_ENTRIES SUPPLIED_.
----

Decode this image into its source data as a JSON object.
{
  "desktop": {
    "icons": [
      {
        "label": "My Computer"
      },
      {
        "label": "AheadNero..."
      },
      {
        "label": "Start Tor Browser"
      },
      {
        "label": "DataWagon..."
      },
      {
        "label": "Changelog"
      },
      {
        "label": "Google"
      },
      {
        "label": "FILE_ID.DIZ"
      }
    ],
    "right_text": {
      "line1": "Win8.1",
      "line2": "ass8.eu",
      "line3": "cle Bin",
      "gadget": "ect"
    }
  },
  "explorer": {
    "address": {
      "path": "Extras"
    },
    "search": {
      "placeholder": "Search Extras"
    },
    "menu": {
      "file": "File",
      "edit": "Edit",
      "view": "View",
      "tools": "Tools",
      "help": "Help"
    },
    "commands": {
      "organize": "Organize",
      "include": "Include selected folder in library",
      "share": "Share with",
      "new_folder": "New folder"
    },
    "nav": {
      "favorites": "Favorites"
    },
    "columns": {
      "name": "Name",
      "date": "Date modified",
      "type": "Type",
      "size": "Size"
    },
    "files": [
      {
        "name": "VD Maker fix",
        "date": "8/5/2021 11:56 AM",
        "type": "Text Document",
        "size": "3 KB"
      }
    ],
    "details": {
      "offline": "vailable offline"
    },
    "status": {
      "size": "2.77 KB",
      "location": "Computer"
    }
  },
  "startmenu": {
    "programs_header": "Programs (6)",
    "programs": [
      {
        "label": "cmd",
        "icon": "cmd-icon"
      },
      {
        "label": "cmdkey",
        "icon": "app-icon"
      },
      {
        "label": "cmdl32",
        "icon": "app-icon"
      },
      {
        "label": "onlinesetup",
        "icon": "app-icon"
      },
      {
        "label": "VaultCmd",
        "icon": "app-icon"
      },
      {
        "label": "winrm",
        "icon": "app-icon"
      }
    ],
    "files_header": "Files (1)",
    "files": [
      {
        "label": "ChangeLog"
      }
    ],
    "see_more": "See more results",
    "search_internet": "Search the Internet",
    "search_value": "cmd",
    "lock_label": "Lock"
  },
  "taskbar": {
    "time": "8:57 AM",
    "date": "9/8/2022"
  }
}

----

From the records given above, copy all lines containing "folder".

_SOLUTION TO THIS EXERCISE_.
      "include": "Include selected folder in library",
      "new_folder": "New folder"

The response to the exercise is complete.